Progressively, several large companies have published estimates of the costs of this epidemic on their business. Schneider Electric anticipates a ”negative impact of 300 million euros” on its first quarter revenues. The French household appliances giant Seb expects a loss of 250 million euros in sales in the first quarter of 2020. This is also the case for the world's number two water and waste management company Suez, which estimates its losses at 30 to 40 million euros. And the phenomenon is still in its infancy: the deputy president of Medef, Patrick Martin, said last week that the real challenge was the ”duration of the disruptions”: there is such an interweaving of economies, such a weight of subcontracting that it will take months to get the system back up and running without a hitch.

The coronavirus: an unexpected game changer

It would be as long as it is pointless to list all the consequences that a prolonged crisis could cause: stockpiling, violent market stabilization, shortages, etc. Faced with these different scenarios, companies are already taking action. Some pharmaceutical companies, particularly those with a presence in China, have already announced that they are considering relocating their production in order to guarantee the delivery of their products in the event of a crisis. The video game industry, on the other hand, which is very present in Asia, is redoubling its efforts to relocate some of its long-awaited products. Coronavirus has become a systemic risk and also does not affect small and medium-sized businesses and ETIs.

Beyond these crisis adaptations, pressed by the urgency of the situation, the idea of relocating certain activities over the longer term is beginning to merge and make its way. The extreme supply tensions that are crippling the electronics industry are leading some companies to consider reorienting their production strategies. Distributors and manufacturers had already adapted by building up stocks after the first few cases. Now, they are reducing their dependence on China, chosen primarily for production costs, by setting up shop elsewhere.

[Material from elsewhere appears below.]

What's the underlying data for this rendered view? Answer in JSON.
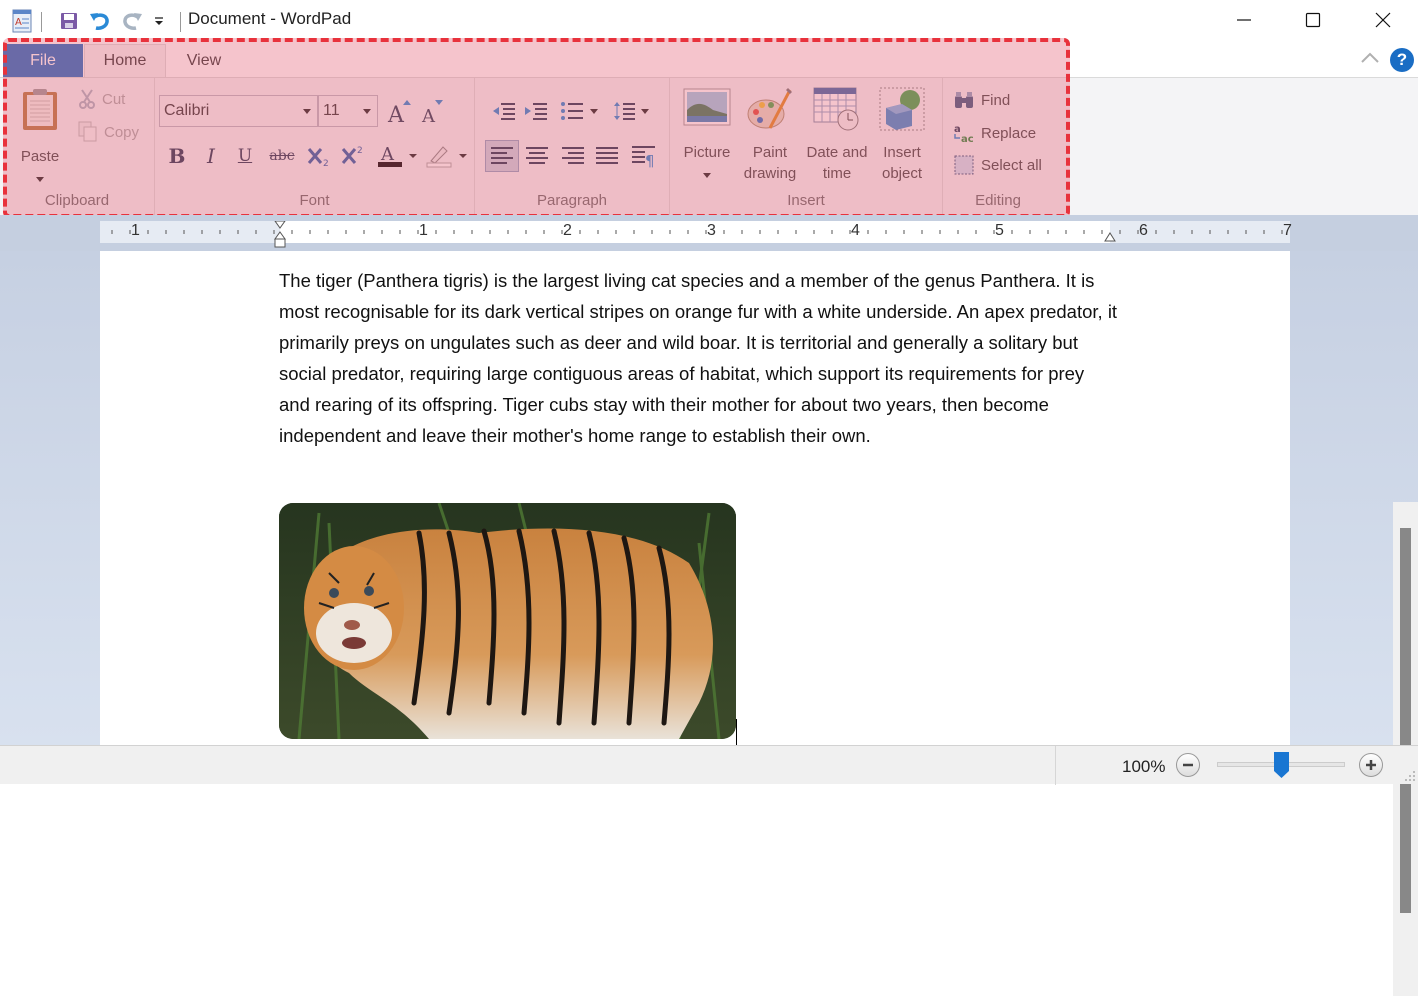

No doubt, other industrial sectors will follow. Of course, the adaptation of value chains will not happen quickly, nor without cost. But faced with a phenomenon of such magnitude, economic players have no choice but to adjust their strategies and visions, by integrating new parameters. For anticipation requires true flexibility, in order to be able to take into account all the events, and even more so, the unpredictable ones. Given the inherent weaknesses of a very deeply globalized economy, where strong interdependencies act as transmission belts for exogenous shocks, adaptation still remains the key.